However, today the campaign is losing momentum. The BIG campaign requires new impetus to meet the new challenges of providing regular income support and economic opportunities, especially for young unemployed South Africans.
The policy requirements are formidable, requiring positions to be taken on as wide a range of policy developments as the Community Works Programme and the mooted wage subsidy for young workers. Even more demanding would be stitching together new alliances that would once again require South Africa to imagine an equal future, and make political and economic elites uncomfortable enough to openly disagree with proposals. If the organisations traditionally associated with the BIG can do that today, it would be a sign that policy proposals on achieving a more equal, more employed society are still achievable.
Second, the marketplace of ideas on redistribution in South Africa has become bigger. The so-called marketplace of ideas includes calls for nationalisation, stronger sticks to enforce black economic empowerment, successful social movements and even emerging proposals from organised business to tackle inequality. This means that there are multiple voices, multiple ideas and countless lobbying activities that mark South Africa today and this solidification of civil society is a new political reality.
A noisier democracy is intrinsically important and potentially provides the political space for even more ambitious programmes to emerge. Nevertheless, the uniqueness and depth of the BIG coalition, makes the campaign a key voice for speaking beyond narrow sectional interests and for the wider public good.
Third, the reality of successfully translating ideas into public policy requires the building of alliances between activist groupings and government officials. In the case of the BIG, there is a complexity marked in these alliances. For example, some government officials explicitly supported the BIG, while others used the BIG to show the feasibility of an incremental expansion of social security. Unfortunately, there is no silver bullet to convincing government and wider South African society. Activists are forced to continuously provide evidence and motivate proposals.
Fourth, the conditions and circumstances that gave rise to the BIG campaign remain in place over a decade later. Youth unemployment, high inequality and lack of economic opportunities for the poor remain core problems facing South Africa.
Proposals around the Community Works Programme offer a glimmer of hope, as they tackle the need to provide regular income and work to those outside the formal economy. In turn, they ask a wider question, “Can an ambitious programme of a guarantee of employment in South Africa be realisable?” Government, however, has fumbled in developing the linkages between growth and redistribution, and has not proposed sustainable and effective redistribution mechanisms.
So how has the BIG campaign fared? The campaign has unambiguously shaped the policy debate on social security reform and been central to the expansion of social security. Yet, the intent of providing regular income support, especially to young unemployed adults is still a gaping hole in public policy, which constitutes our biggest social challenge. In meeting these demands for economic inclusion, even the BIG may not seem big enough.

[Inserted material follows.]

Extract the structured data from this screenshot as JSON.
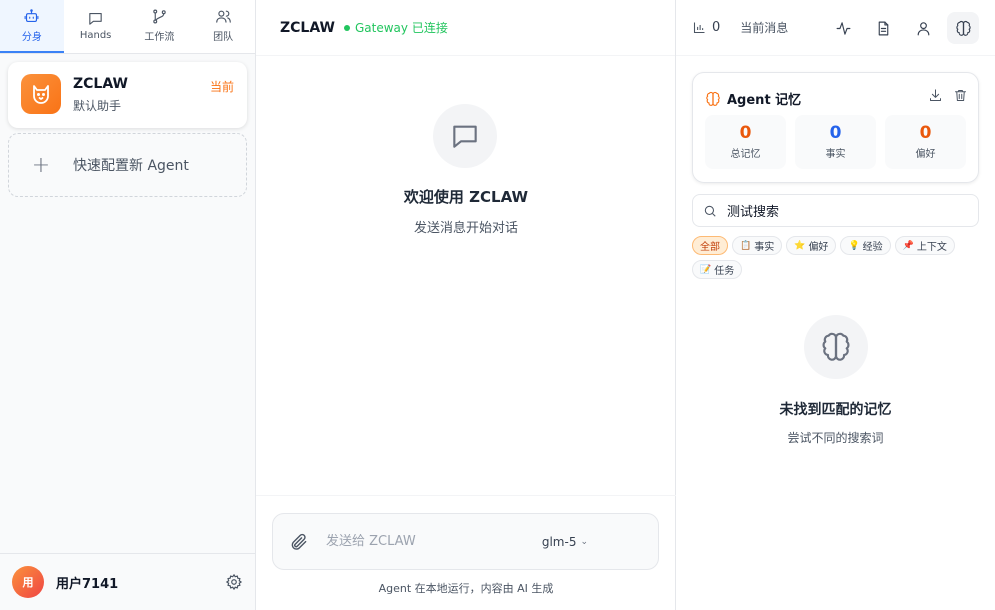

It is time for progressive civil society to remind us of the challenges over a set of proposals that imagine a more equal society. In a contested and unequal democracy, civil society must continue the struggle for a shift towards the rapid identification and implementation of redistributive programmes.
This article was first published under creative commons license on South African Civil Society Information Service website.